• **WORK TO BE COMPLETED**:
Every line in the entries that holds "JSON" should be identified and copied.

(Records drawn from a dataset)
※
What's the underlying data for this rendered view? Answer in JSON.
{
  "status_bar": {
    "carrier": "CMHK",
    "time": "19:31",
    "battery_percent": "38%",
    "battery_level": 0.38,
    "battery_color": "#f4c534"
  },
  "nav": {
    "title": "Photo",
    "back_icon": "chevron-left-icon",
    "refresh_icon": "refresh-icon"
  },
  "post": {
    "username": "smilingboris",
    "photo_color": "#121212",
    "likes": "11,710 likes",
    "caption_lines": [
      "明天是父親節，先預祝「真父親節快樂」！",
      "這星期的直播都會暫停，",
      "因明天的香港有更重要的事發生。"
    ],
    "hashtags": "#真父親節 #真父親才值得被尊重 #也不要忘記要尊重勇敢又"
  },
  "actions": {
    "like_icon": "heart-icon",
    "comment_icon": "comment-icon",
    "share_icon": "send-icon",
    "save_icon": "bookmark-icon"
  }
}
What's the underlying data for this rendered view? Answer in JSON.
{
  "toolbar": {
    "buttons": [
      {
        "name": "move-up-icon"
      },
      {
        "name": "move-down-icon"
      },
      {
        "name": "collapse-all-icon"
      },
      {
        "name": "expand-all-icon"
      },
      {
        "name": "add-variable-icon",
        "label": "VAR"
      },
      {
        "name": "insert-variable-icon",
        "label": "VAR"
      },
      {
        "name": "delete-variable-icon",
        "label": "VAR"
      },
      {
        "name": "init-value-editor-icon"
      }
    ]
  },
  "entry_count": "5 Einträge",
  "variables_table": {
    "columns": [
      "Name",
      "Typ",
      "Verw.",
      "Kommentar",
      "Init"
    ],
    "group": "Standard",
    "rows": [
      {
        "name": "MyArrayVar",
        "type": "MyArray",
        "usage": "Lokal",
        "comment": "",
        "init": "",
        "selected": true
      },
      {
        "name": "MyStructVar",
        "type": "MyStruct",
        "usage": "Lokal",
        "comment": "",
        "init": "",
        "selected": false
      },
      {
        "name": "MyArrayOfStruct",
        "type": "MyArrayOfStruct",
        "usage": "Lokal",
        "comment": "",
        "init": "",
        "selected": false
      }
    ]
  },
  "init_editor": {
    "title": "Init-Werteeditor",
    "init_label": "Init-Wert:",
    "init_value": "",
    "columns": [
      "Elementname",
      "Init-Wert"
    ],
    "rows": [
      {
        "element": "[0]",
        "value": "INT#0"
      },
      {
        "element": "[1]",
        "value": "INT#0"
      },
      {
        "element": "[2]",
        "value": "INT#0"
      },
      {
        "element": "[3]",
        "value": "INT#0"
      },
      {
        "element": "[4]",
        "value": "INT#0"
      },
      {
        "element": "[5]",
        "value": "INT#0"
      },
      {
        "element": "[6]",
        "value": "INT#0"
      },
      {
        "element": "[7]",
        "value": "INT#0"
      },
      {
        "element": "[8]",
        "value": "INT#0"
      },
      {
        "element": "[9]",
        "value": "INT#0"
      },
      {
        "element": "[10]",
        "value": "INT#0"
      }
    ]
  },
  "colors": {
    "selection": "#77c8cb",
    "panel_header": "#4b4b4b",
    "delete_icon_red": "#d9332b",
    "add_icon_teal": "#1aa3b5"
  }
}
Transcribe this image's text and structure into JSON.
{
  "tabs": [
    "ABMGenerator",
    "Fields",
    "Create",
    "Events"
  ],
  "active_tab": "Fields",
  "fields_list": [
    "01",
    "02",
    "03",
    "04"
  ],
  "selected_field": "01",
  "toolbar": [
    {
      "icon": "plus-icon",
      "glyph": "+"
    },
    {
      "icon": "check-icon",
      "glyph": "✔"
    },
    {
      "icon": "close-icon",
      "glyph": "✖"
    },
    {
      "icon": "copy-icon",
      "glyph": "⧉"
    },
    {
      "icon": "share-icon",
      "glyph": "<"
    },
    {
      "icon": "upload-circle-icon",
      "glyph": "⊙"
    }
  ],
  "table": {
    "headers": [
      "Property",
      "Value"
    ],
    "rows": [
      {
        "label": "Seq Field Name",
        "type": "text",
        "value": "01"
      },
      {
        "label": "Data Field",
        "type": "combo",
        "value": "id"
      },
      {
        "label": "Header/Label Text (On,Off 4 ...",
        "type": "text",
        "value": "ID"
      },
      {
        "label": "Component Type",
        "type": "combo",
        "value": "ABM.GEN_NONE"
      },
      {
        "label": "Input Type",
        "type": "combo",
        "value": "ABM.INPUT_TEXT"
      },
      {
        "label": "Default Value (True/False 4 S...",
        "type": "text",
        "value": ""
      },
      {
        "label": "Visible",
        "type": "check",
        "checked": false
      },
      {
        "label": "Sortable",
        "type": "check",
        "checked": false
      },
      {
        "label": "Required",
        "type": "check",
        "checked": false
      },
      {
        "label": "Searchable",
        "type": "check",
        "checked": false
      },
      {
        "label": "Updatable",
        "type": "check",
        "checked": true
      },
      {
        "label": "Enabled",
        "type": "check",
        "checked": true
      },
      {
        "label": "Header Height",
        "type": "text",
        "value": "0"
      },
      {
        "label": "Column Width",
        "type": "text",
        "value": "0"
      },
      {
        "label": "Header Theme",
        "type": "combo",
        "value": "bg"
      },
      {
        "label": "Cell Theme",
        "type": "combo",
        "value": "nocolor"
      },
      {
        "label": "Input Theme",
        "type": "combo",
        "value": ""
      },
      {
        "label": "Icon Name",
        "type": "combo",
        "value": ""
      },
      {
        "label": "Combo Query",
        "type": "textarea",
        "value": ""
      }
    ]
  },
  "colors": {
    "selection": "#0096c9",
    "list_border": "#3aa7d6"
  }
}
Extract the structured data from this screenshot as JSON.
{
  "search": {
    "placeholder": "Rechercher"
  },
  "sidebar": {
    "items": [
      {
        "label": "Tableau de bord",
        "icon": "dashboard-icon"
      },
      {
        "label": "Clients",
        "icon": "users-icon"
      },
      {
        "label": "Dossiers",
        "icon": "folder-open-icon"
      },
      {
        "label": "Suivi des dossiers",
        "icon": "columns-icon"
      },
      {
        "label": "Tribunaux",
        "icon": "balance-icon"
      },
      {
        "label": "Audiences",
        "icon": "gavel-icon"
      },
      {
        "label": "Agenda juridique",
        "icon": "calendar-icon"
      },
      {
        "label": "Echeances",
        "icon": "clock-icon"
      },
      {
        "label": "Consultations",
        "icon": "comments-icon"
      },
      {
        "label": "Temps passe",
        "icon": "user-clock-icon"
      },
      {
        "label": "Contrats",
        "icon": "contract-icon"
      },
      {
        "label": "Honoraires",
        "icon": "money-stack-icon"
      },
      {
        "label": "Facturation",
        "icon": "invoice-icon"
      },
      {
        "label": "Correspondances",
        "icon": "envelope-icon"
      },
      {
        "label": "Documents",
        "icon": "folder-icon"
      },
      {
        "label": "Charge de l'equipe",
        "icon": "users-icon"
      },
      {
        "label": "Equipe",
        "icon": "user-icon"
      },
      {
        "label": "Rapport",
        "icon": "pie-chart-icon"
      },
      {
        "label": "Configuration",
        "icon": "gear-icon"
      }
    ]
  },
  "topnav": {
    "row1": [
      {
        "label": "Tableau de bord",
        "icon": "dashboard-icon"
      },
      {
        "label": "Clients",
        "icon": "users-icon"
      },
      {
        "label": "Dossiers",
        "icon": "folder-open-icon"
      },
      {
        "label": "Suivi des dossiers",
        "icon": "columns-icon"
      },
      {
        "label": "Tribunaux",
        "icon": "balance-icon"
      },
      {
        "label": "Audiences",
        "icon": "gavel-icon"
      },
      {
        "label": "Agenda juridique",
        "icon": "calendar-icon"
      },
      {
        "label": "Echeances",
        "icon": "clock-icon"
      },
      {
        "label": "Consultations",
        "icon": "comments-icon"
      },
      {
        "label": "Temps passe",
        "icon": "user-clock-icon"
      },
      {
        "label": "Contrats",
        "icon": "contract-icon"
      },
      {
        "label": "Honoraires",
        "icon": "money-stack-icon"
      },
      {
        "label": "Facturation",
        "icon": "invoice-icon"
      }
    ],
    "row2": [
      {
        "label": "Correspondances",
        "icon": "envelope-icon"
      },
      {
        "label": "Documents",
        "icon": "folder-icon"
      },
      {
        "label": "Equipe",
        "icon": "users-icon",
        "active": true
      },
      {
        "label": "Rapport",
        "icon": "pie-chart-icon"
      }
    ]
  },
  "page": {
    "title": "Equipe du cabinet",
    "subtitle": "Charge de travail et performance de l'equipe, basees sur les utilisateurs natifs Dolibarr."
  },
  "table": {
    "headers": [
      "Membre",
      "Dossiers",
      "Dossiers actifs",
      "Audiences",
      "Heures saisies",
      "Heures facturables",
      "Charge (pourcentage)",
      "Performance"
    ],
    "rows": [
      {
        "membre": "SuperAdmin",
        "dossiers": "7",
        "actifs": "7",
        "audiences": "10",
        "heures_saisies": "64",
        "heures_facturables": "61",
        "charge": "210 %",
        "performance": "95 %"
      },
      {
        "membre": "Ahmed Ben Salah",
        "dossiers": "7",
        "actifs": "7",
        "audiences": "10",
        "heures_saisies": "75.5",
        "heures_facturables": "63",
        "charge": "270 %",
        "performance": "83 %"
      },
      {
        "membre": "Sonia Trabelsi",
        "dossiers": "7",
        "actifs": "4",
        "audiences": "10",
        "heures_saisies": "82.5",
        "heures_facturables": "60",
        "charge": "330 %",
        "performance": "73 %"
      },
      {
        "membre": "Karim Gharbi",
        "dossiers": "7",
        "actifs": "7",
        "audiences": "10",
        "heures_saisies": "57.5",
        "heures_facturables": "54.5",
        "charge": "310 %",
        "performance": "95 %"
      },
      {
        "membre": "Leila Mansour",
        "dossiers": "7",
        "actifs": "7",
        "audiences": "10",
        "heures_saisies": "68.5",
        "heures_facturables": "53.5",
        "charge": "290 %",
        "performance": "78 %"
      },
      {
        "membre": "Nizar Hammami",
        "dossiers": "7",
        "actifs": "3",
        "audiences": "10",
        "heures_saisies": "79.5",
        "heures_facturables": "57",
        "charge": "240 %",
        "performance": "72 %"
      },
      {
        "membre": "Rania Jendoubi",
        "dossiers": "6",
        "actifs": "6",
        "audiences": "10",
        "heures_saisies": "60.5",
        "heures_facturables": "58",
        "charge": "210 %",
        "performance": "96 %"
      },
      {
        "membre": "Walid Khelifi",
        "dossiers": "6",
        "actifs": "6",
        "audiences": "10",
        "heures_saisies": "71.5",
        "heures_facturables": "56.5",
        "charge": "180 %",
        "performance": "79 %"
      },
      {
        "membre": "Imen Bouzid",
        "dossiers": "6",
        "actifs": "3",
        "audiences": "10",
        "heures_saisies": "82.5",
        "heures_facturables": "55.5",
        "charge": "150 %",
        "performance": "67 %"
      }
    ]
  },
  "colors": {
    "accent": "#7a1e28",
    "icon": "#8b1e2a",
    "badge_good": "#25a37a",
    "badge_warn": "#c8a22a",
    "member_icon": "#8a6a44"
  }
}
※
• **ANSWER FOR THIS EXERCISE**:
What's the underlying data for this rendered view? Answer in JSON.
What's the underlying data for this rendered view? Answer in JSON.
Transcribe this image's text and structure into JSON.
Extract the structured data from this screenshot as JSON.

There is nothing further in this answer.